:: Your assignment ::
Please give back all the records exactly, but keep the pictures out.

Interface dataset entries:

■ ■ ■ ■

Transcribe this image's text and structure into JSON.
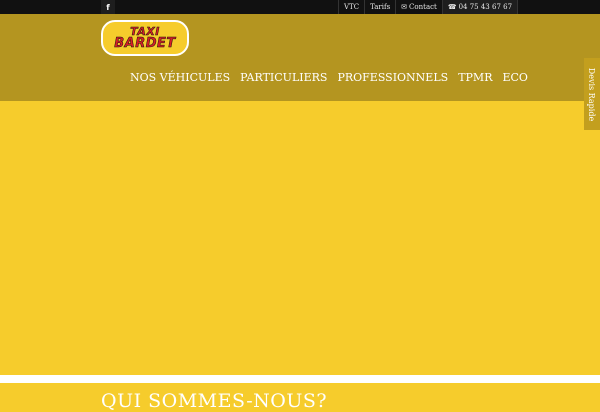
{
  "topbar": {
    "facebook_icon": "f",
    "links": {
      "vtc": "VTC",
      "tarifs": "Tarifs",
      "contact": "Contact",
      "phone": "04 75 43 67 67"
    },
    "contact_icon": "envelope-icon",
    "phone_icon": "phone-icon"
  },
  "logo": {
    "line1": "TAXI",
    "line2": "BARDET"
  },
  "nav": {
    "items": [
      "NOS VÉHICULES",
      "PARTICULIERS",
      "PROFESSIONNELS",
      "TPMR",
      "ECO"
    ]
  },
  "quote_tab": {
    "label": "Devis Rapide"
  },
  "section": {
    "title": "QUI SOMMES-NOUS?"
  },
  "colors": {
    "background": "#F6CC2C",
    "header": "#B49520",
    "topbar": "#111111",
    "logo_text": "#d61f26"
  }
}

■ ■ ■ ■

:: Exercise solution ::
Transcribe this image's text and structure into JSON.
{
  "topbar": {
    "facebook_icon": "f",
    "links": {
      "vtc": "VTC",
      "tarifs": "Tarifs",
      "contact": "Contact",
      "phone": "04 75 43 67 67"
    },
    "contact_icon": "envelope-icon",
    "phone_icon": "phone-icon"
  },
  "logo": {
    "line1": "TAXI",
    "line2": "BARDET"
  },
  "nav": {
    "items": [
      "NOS VÉHICULES",
      "PARTICULIERS",
      "PROFESSIONNELS",
      "TPMR",
      "ECO"
    ]
  },
  "quote_tab": {
    "label": "Devis Rapide"
  },
  "section": {
    "title": "QUI SOMMES-NOUS?"
  },
  "colors": {
    "background": "#F6CC2C",
    "header": "#B49520",
    "topbar": "#111111",
    "logo_text": "#d61f26"
  }
}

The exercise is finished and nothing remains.